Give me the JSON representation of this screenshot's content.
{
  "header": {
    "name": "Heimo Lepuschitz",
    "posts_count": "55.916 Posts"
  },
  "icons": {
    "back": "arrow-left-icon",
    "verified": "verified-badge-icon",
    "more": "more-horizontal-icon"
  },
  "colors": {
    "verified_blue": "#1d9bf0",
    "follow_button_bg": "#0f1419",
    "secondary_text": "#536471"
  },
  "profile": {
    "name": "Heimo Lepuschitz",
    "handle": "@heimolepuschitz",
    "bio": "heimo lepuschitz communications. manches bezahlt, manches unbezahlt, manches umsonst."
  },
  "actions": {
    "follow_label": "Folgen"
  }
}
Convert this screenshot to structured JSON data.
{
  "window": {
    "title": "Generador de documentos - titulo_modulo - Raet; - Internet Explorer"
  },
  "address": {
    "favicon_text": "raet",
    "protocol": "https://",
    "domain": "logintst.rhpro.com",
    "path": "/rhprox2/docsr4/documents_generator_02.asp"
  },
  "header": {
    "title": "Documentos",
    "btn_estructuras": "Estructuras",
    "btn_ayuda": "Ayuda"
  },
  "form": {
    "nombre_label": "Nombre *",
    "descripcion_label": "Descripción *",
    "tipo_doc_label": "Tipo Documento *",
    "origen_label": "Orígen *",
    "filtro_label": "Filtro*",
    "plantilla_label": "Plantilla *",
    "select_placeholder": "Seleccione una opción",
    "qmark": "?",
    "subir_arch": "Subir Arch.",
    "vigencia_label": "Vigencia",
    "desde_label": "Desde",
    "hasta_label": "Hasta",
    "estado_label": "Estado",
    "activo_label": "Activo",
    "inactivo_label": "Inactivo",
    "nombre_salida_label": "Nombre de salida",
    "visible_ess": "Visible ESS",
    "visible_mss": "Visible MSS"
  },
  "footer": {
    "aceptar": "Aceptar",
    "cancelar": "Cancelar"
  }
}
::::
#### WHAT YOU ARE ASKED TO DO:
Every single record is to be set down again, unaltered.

#### TASK SOLUTION:
Give me the JSON representation of this screenshot's content.
{
  "header": {
    "name": "Heimo Lepuschitz",
    "posts_count": "55.916 Posts"
  },
  "icons": {
    "back": "arrow-left-icon",
    "verified": "verified-badge-icon",
    "more": "more-horizontal-icon"
  },
  "colors": {
    "verified_blue": "#1d9bf0",
    "follow_button_bg": "#0f1419",
    "secondary_text": "#536471"
  },
  "profile": {
    "name": "Heimo Lepuschitz",
    "handle": "@heimolepuschitz",
    "bio": "heimo lepuschitz communications. manches bezahlt, manches unbezahlt, manches umsonst."
  },
  "actions": {
    "follow_label": "Folgen"
  }
}
Convert this screenshot to structured JSON data.
{
  "window": {
    "title": "Generador de documentos - titulo_modulo - Raet; - Internet Explorer"
  },
  "address": {
    "favicon_text": "raet",
    "protocol": "https://",
    "domain": "logintst.rhpro.com",
    "path": "/rhprox2/docsr4/documents_generator_02.asp"
  },
  "header": {
    "title": "Documentos",
    "btn_estructuras": "Estructuras",
    "btn_ayuda": "Ayuda"
  },
  "form": {
    "nombre_label": "Nombre *",
    "descripcion_label": "Descripción *",
    "tipo_doc_label": "Tipo Documento *",
    "origen_label": "Orígen *",
    "filtro_label": "Filtro*",
    "plantilla_label": "Plantilla *",
    "select_placeholder": "Seleccione una opción",
    "qmark": "?",
    "subir_arch": "Subir Arch.",
    "vigencia_label": "Vigencia",
    "desde_label": "Desde",
    "hasta_label": "Hasta",
    "estado_label": "Estado",
    "activo_label": "Activo",
    "inactivo_label": "Inactivo",
    "nombre_salida_label": "Nombre de salida",
    "visible_ess": "Visible ESS",
    "visible_mss": "Visible MSS"
  },
  "footer": {
    "aceptar": "Aceptar",
    "cancelar": "Cancelar"
  }
}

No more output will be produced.